This is a PowerPoint presentation that played while DollarWise: Mayors for Financial Literacy, USCM’s national financial education campaign, presented a total of $50,000 in grant money to seven cities across the United States. Innovation Grants for $15,000 each were awarded to Atlanta and Schenectady, New York. In addition, grants of $4,000 each were awarded to Albuquerque; Charlotte; East Orange, New Jersey; Memphis; and Tallahassee, Florida, to support incorporating financial education in summer youth employment programs. The awards were presented by Stephanie Rawlings-Blake, who is currently the mayor of Baltimore and the president of USCM, and Stephen B. Fitzgerald, a senior vice president at Bank of America Charitable Foundation.
A week ago Monday, The United States Conference of Mayors (USCM) concluded its 83rd Annual Meeting in San Francisco. By all accounts, it was a successful meeting that garnered considerable attention in the national media as the nation’s mayors pushed forward their agenda to make America’s cities better places to live and economically competitive with their global peers in partnership with the federal government. Among the guest speakers were former senator and Secretary of State and current presidential candidate Hillary Clinton; Nancy Pelosi, majority leader in the U.S. House, whose district covers the meeting’s host city; U.S. president Barack Obama; and, perhaps most importantly, musicians Carlos Santana and M.C. Hammer. (No, USCM and the nation’s mayors don’t fool around.)

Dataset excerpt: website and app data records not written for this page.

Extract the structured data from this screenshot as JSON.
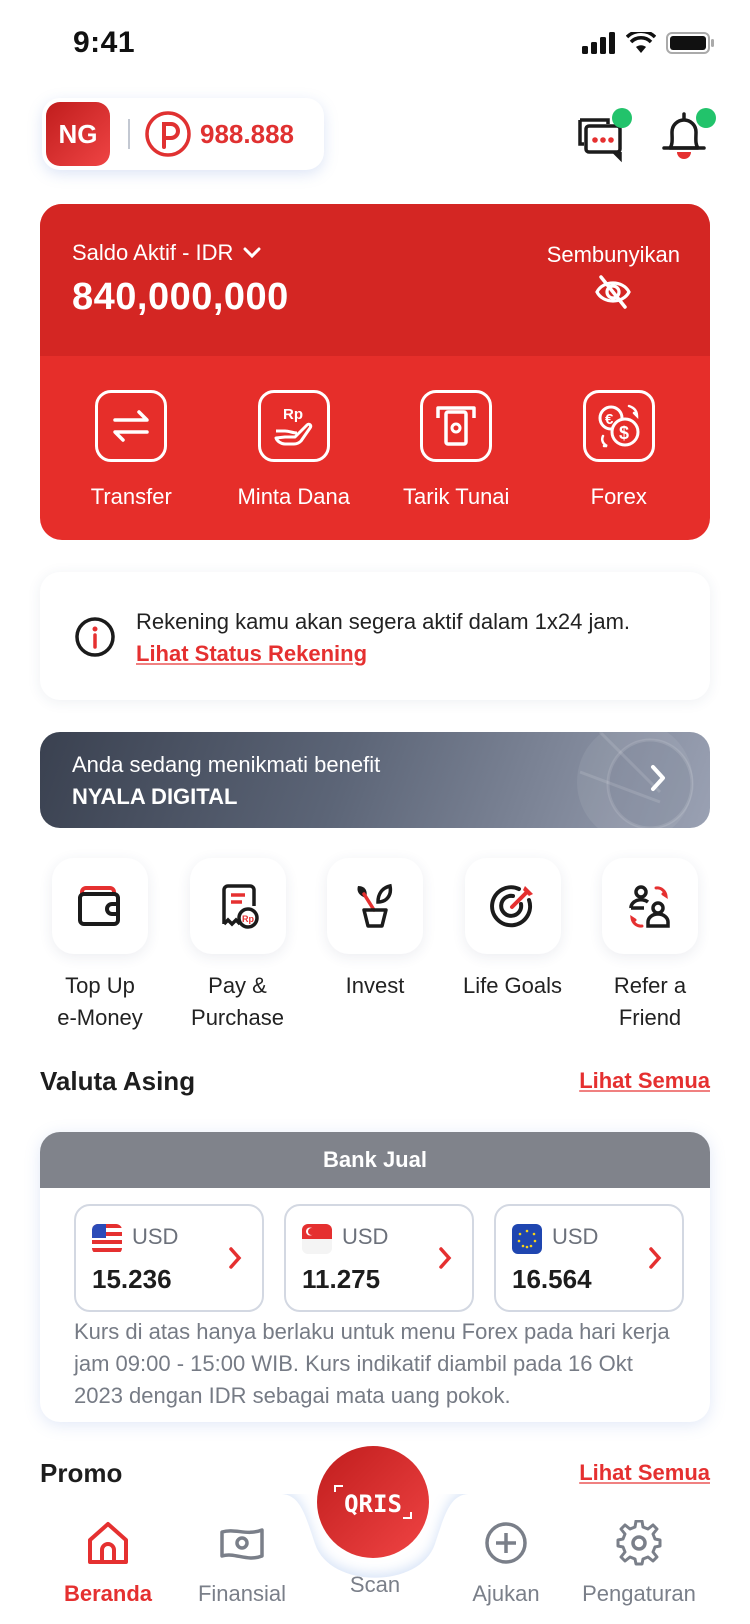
{
  "status_bar": {
    "time": "9:41"
  },
  "header": {
    "avatar_initials": "NG",
    "points": "988.888",
    "icons": [
      "chat-icon",
      "bell-icon"
    ]
  },
  "balance": {
    "label": "Saldo Aktif - IDR",
    "amount": "840,000,000",
    "hide_label": "Sembunyikan"
  },
  "quick_actions": [
    {
      "label": "Transfer",
      "icon": "transfer-icon"
    },
    {
      "label": "Minta Dana",
      "icon": "request-money-icon"
    },
    {
      "label": "Tarik Tunai",
      "icon": "atm-withdraw-icon"
    },
    {
      "label": "Forex",
      "icon": "forex-icon"
    }
  ],
  "info": {
    "message": "Rekening kamu akan segera aktif dalam 1x24 jam.",
    "link": "Lihat Status Rekening"
  },
  "benefit": {
    "line1": "Anda sedang menikmati benefit",
    "line2": "NYALA DIGITAL"
  },
  "shortcuts": [
    {
      "label": "Top Up\ne-Money",
      "icon": "wallet-icon"
    },
    {
      "label": "Pay &\nPurchase",
      "icon": "bill-icon"
    },
    {
      "label": "Invest",
      "icon": "plant-icon"
    },
    {
      "label": "Life Goals",
      "icon": "target-icon"
    },
    {
      "label": "Refer a\nFriend",
      "icon": "refer-icon"
    }
  ],
  "valuta": {
    "title": "Valuta Asing",
    "see_all": "Lihat Semua",
    "tab": "Bank Jual",
    "rates": [
      {
        "flag": "us-flag",
        "code": "USD",
        "value": "15.236"
      },
      {
        "flag": "sg-flag",
        "code": "USD",
        "value": "11.275"
      },
      {
        "flag": "eu-flag",
        "code": "USD",
        "value": "16.564"
      }
    ],
    "note": "Kurs di atas hanya berlaku untuk menu Forex pada hari kerja jam 09:00 - 15:00 WIB. Kurs indikatif diambil pada 16 Okt 2023 dengan IDR sebagai mata uang pokok."
  },
  "promo": {
    "title": "Promo",
    "see_all": "Lihat Semua"
  },
  "bottom_nav": {
    "items": [
      {
        "label": "Beranda",
        "active": true
      },
      {
        "label": "Finansial",
        "active": false
      },
      {
        "label": "Scan",
        "active": false
      },
      {
        "label": "Ajukan",
        "active": false
      },
      {
        "label": "Pengaturan",
        "active": false
      }
    ],
    "scan_logo": "QRIS"
  },
  "colors": {
    "brand_red": "#e62e2a",
    "brand_red_dark": "#d42623",
    "link_red": "#e53030",
    "notification_green": "#22c36b",
    "fx_header_gray": "#80838b"
  }
}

Specifically, I updated the charts that accompanied the latest Metro Economies Report (PDF), released on Friday, 19 June. This is the latest in the flagship Metro Economies series that highlights the contributions of metropolitan areas to the nation’s economy. As these charts highlight, nearly 91% of the nation’s GDP is produced in metro areas; of the new jobs and growth in GDP produced last year, fully 94% and 95%, respectively, was generated in metros.
The full charts, which include the innovative dashboard I introduced last year, as well as comparisons of metro economies with national and state economies and a list of the top 100 metro economies, are below.

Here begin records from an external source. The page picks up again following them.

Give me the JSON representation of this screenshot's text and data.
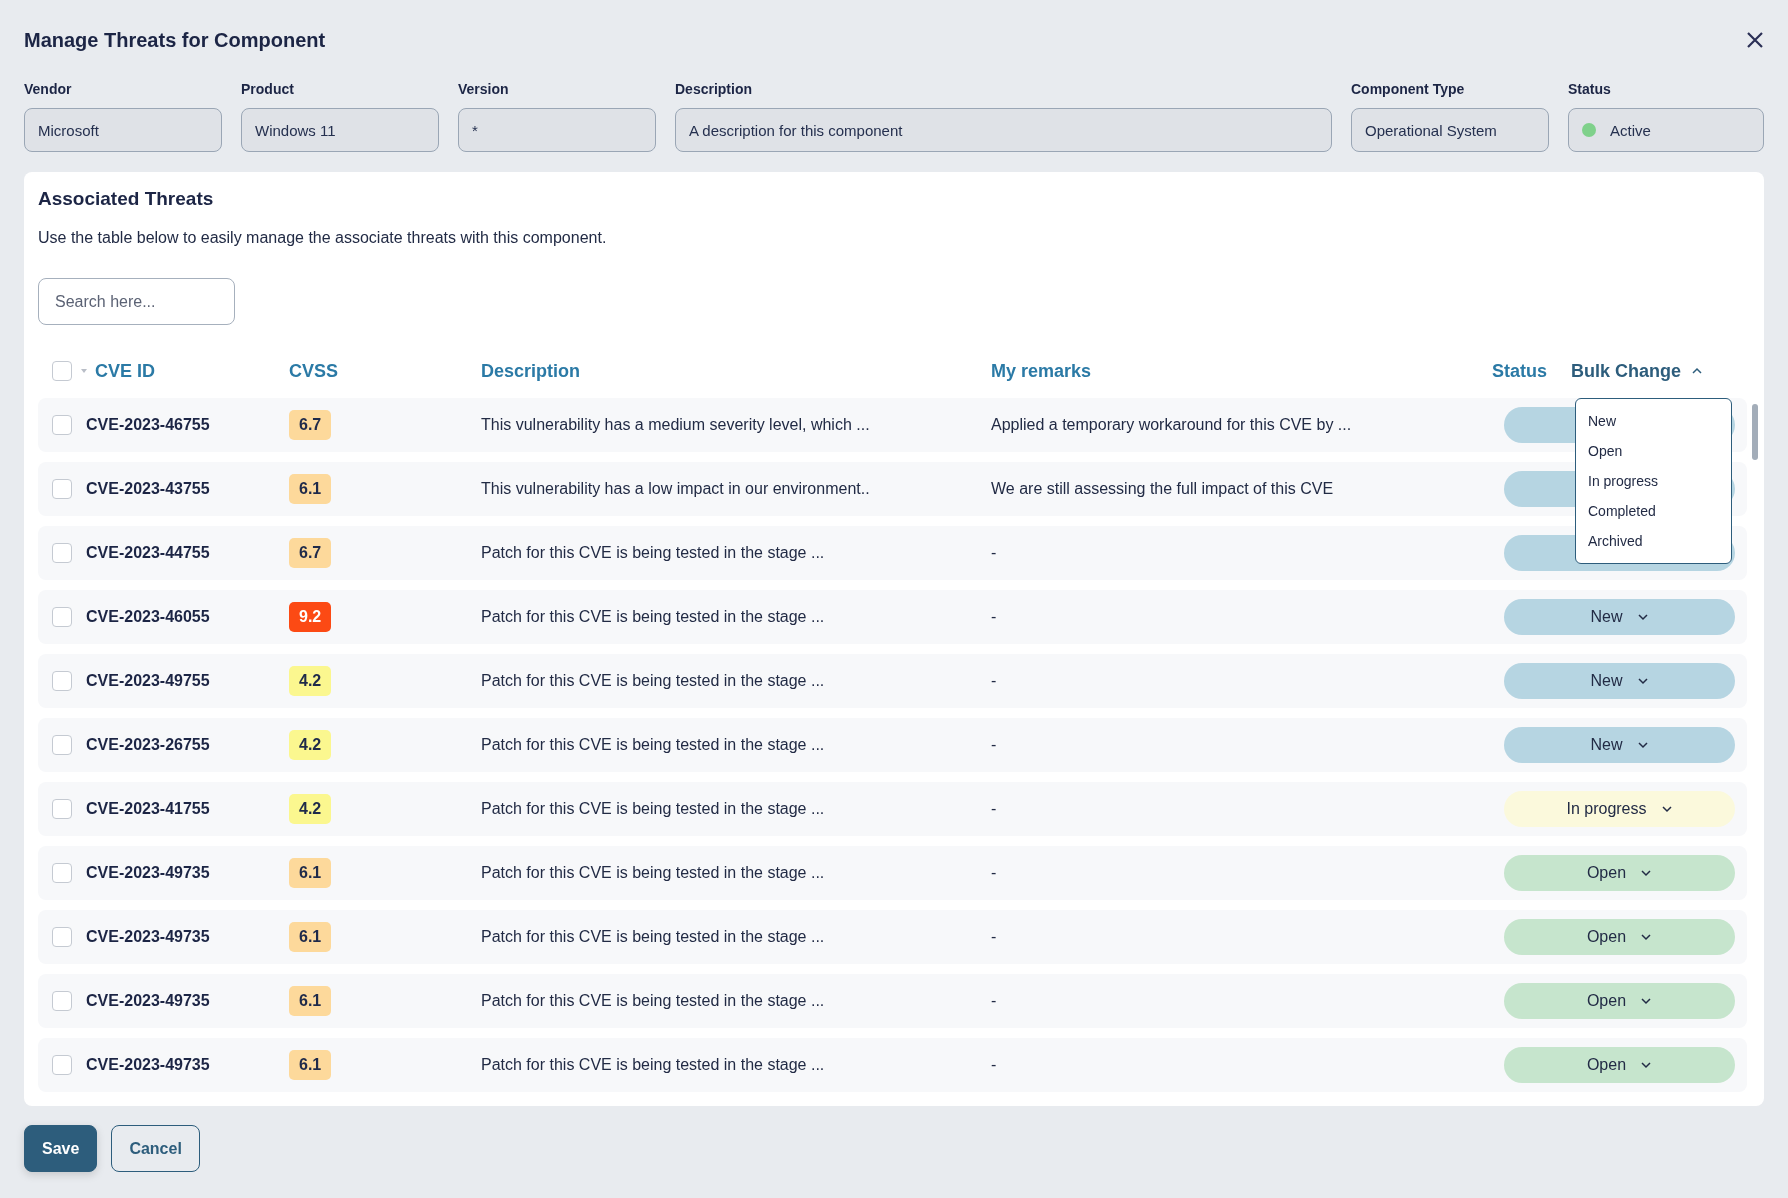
{
  "dialog": {
    "title": "Manage Threats for Component"
  },
  "fields": [
    {
      "label": "Vendor",
      "value": "Microsoft"
    },
    {
      "label": "Product",
      "value": "Windows 11"
    },
    {
      "label": "Version",
      "value": "*"
    },
    {
      "label": "Description",
      "value": "A description for this component"
    },
    {
      "label": "Component Type",
      "value": "Operational System"
    },
    {
      "label": "Status",
      "value": "Active",
      "kind": "status",
      "color": "#7fd18b"
    }
  ],
  "threats": {
    "title": "Associated Threats",
    "subtitle": "Use the table below to easily manage the associate threats with this component.",
    "search": {
      "placeholder": "Search here..."
    },
    "select_all": {
      "checked": false
    },
    "columns": [
      "CVE ID",
      "CVSS",
      "Description",
      "My remarks",
      "Status"
    ],
    "bulk_change": {
      "label": "Bulk Change",
      "expanded": true,
      "options": [
        "New",
        "Open",
        "In progress",
        "Completed",
        "Archived"
      ]
    },
    "rows": [
      {
        "checked": false,
        "cve": "CVE-2023-46755",
        "cvss": "6.7",
        "color": "#fdd99b",
        "description": "This vulnerability has a medium severity level, which ...",
        "remarks": "Applied a temporary workaround for this CVE by ...",
        "status": {
          "kind": "new"
        }
      },
      {
        "checked": false,
        "cve": "CVE-2023-43755",
        "cvss": "6.1",
        "color": "#fdd99b",
        "description": "This vulnerability has a low impact in our environment..",
        "remarks": "We are still assessing the full impact of this CVE",
        "status": {
          "kind": "new"
        }
      },
      {
        "checked": false,
        "cve": "CVE-2023-44755",
        "cvss": "6.7",
        "color": "#fdd99b",
        "description": "Patch for this CVE is being tested in the stage ...",
        "remarks": "-",
        "status": {
          "kind": "new"
        }
      },
      {
        "checked": false,
        "cve": "CVE-2023-46055",
        "cvss": "9.2",
        "color": "#fc4a14",
        "description": "Patch for this CVE is being tested in the stage ...",
        "remarks": "-",
        "status": {
          "kind": "new",
          "label": "New"
        }
      },
      {
        "checked": false,
        "cve": "CVE-2023-49755",
        "cvss": "4.2",
        "color": "#fbf78f",
        "description": "Patch for this CVE is being tested in the stage ...",
        "remarks": "-",
        "status": {
          "kind": "new",
          "label": "New"
        }
      },
      {
        "checked": false,
        "cve": "CVE-2023-26755",
        "cvss": "4.2",
        "color": "#fbf78f",
        "description": "Patch for this CVE is being tested in the stage ...",
        "remarks": "-",
        "status": {
          "kind": "new",
          "label": "New"
        }
      },
      {
        "checked": false,
        "cve": "CVE-2023-41755",
        "cvss": "4.2",
        "color": "#fbf78f",
        "description": "Patch for this CVE is being tested in the stage ...",
        "remarks": "-",
        "status": {
          "kind": "in_progress",
          "label": "In progress"
        }
      },
      {
        "checked": false,
        "cve": "CVE-2023-49735",
        "cvss": "6.1",
        "color": "#fdd99b",
        "description": "Patch for this CVE is being tested in the stage ...",
        "remarks": "-",
        "status": {
          "kind": "open",
          "label": "Open"
        }
      },
      {
        "checked": false,
        "cve": "CVE-2023-49735",
        "cvss": "6.1",
        "color": "#fdd99b",
        "description": "Patch for this CVE is being tested in the stage ...",
        "remarks": "-",
        "status": {
          "kind": "open",
          "label": "Open"
        }
      },
      {
        "checked": false,
        "cve": "CVE-2023-49735",
        "cvss": "6.1",
        "color": "#fdd99b",
        "description": "Patch for this CVE is being tested in the stage ...",
        "remarks": "-",
        "status": {
          "kind": "open",
          "label": "Open"
        }
      },
      {
        "checked": false,
        "cve": "CVE-2023-49735",
        "cvss": "6.1",
        "color": "#fdd99b",
        "description": "Patch for this CVE is being tested in the stage ...",
        "remarks": "-",
        "status": {
          "kind": "open",
          "label": "Open"
        }
      }
    ]
  },
  "buttons": [
    {
      "label": "Save",
      "kind": "primary"
    },
    {
      "label": "Cancel",
      "kind": "secondary"
    }
  ]
}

Did you know that the New York metro area’s economic output is larger than the GDP of all but 13 nations—bigger than countries such as Spain, South Korea, and Mexico, Turkey, and The Netherlands—and will top a whopping $1.5 trillion by 2015? (That’s trillion, with a t!) Or that over one-third of the world’s 100 largest economies would be U.S. metro areas, if metro areas were nations? Or that 90% of U.S. GDP is produced in the nation’s urban regions?
In short, U.S. metro areas are economic powerhouses—the engines that power the largest economy on earth.
America’s urban areas are the engines that power the most prosperous economy on earth.
The Metro Economies Reports are issued two or three times a year. The latest one was released just last Friday, 20 June 2014, at USCM’s annual meeting in Dallas. The report’s findings on the performance and resilience of our metro areas were, as usual, impressive:
Among the 100 largest metro areas, the largest increases in gross metropolitan product, or GMP, were in Austin (4.6%), San Jose and Nashville (4.2%), San Francisco (4.1%), New Orleans (3.9%), and Fayetteville, Arkansas, and my hometown, Charlotte (3.8%).
In 2014, 344 metro areas—a full 95%—will see real GMP growth. Together, America’s metro areas will contribute 87% of the nation’s payroll, 88% of total income, 97% of population growth, and 91% of real GDP growth to the nation’s economy.
The combined economic output of just the 10 largest metro areas—New York, Los Angeles, Chicago, Houston, Washington, Dallas-Fort Worth, San Francisco, Philadelphia, Boston, and Atlanta—exceeds the combined output of an astounding 37 states.
The list goes on.
And for the past several years I’ve been able to play a small role in releasing these major economic reports, which frequently get picked up by national and local media alike. See, these are hefty reports; this latest one runs to 132 pages alone. So, to break down the data and make it more digestible for mayors, the media, and the public, I’ve worked with the Council on Metro Economies and the New American City to produce companion charts that convey the most salient information in easy-to-understand graphs. Here’s the latest:
For this latest set of charts, I proposed a few changes both to pique mayors’ and others’ interest and to help save on printing costs and waste. The front page of this report contains a new “dashboard”, where macro data are gathered in a series of concise graphs, allowing readers to quickly understand the contributions of metro areas to the nation’s economy. Flip it over to the back page (the fourth page in this online version) and there’s a list of the top 100 metro economies. Inside, rankings of metro areas with nations and with U.S. states are now found side by side. It’s all a matter of taking something with an established legacy and making it better and more relevant.
To learn more about my contributions to the Metro Economies Reports series over the years and to see past editions of these charts, check out my portfolio.
Photo Sacramento mayor Kevin Johnson, president of The United States Conference of Mayors (USCM), holds a copy of the June 2014 Metro Economies Report while speaking at the opening press conference of USCM’s annual meeting in Dallas, 20 June 2014.
courtesy USCM via Flickr